:: Aim of the task ::
Return only these lines: the one that contains "Give me the" and every line after it through the end of the listing, exactly, without pictures.

:: Given records ::
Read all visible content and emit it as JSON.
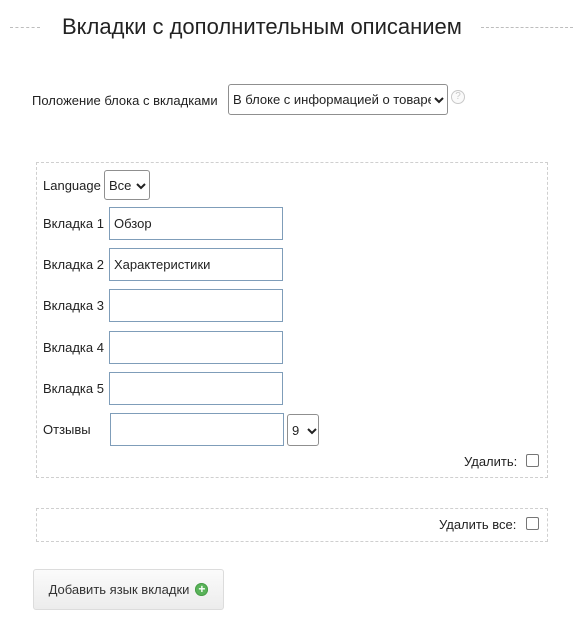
{
  "section": {
    "title": "Вкладки с дополнительным описанием"
  },
  "position": {
    "label": "Положение блока с вкладками",
    "selected": "В блоке с информацией о товаре"
  },
  "tabs_panel": {
    "language_label": "Language",
    "language_selected": "Все",
    "tabs": [
      {
        "label": "Вкладка 1",
        "value": "Обзор"
      },
      {
        "label": "Вкладка 2",
        "value": "Характеристики"
      },
      {
        "label": "Вкладка 3",
        "value": ""
      },
      {
        "label": "Вкладка 4",
        "value": ""
      },
      {
        "label": "Вкладка 5",
        "value": ""
      }
    ],
    "reviews_label": "Отзывы",
    "reviews_value": "",
    "reviews_order": "9",
    "delete_label": "Удалить:"
  },
  "delete_all": {
    "label": "Удалить все:"
  },
  "add_button": {
    "label": "Добавить язык вкладки",
    "icon": "plus-circle-icon"
  }
}
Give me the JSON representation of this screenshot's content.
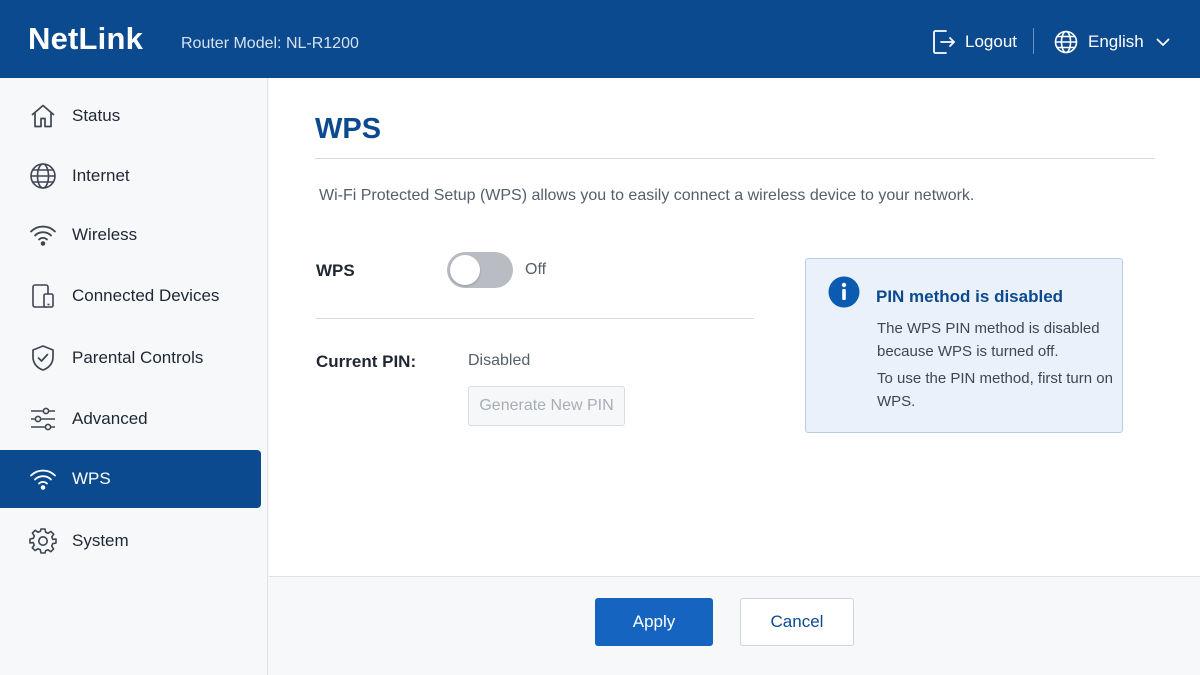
{
  "header": {
    "brand": "NetLink",
    "model": "Router Model: NL-R1200",
    "logout_label": "Logout",
    "language_label": "English"
  },
  "sidebar": {
    "items": [
      {
        "label": "Status",
        "icon": "home-icon"
      },
      {
        "label": "Internet",
        "icon": "globe-icon"
      },
      {
        "label": "Wireless",
        "icon": "wifi-icon"
      },
      {
        "label": "Connected Devices",
        "icon": "devices-icon"
      },
      {
        "label": "Parental Controls",
        "icon": "shield-check-icon"
      },
      {
        "label": "Advanced",
        "icon": "sliders-icon"
      },
      {
        "label": "WPS",
        "icon": "wifi-icon",
        "active": true
      },
      {
        "label": "System",
        "icon": "gear-icon"
      }
    ]
  },
  "main": {
    "title": "WPS",
    "description": "Wi-Fi Protected Setup (WPS) allows you to easily connect a wireless device to your network.",
    "wps_label": "WPS",
    "wps_enabled": false,
    "wps_state": "Off",
    "pin_label": "Current PIN:",
    "pin_value": "Disabled",
    "generate_button": "Generate New PIN"
  },
  "info": {
    "title": "PIN method is disabled",
    "paragraph1": "The WPS PIN method is disabled because WPS is turned off.",
    "paragraph2": "To use the PIN method, first turn on WPS."
  },
  "footer": {
    "apply_label": "Apply",
    "cancel_label": "Cancel"
  },
  "colors": {
    "brand": "#0b4a8e",
    "accent": "#1565c0",
    "toggle_off": "#b9bdc3",
    "info_bg": "#eaf1fb"
  }
}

:: Expected answer ::
Give me the JSON representation of this screenshot's content.
{
  "header": {
    "brand": "NetLink",
    "model": "Router Model: NL-R1200",
    "logout_label": "Logout",
    "language_label": "English"
  },
  "sidebar": {
    "items": [
      {
        "label": "Status",
        "icon": "home-icon"
      },
      {
        "label": "Internet",
        "icon": "globe-icon"
      },
      {
        "label": "Wireless",
        "icon": "wifi-icon"
      },
      {
        "label": "Connected Devices",
        "icon": "devices-icon"
      },
      {
        "label": "Parental Controls",
        "icon": "shield-check-icon"
      },
      {
        "label": "Advanced",
        "icon": "sliders-icon"
      },
      {
        "label": "WPS",
        "icon": "wifi-icon",
        "active": true
      },
      {
        "label": "System",
        "icon": "gear-icon"
      }
    ]
  },
  "main": {
    "title": "WPS",
    "description": "Wi-Fi Protected Setup (WPS) allows you to easily connect a wireless device to your network.",
    "wps_label": "WPS",
    "wps_enabled": false,
    "wps_state": "Off",
    "pin_label": "Current PIN:",
    "pin_value": "Disabled",
    "generate_button": "Generate New PIN"
  },
  "info": {
    "title": "PIN method is disabled",
    "paragraph1": "The WPS PIN method is disabled because WPS is turned off.",
    "paragraph2": "To use the PIN method, first turn on WPS."
  },
  "footer": {
    "apply_label": "Apply",
    "cancel_label": "Cancel"
  },
  "colors": {
    "brand": "#0b4a8e",
    "accent": "#1565c0",
    "toggle_off": "#b9bdc3",
    "info_bg": "#eaf1fb"
  }
}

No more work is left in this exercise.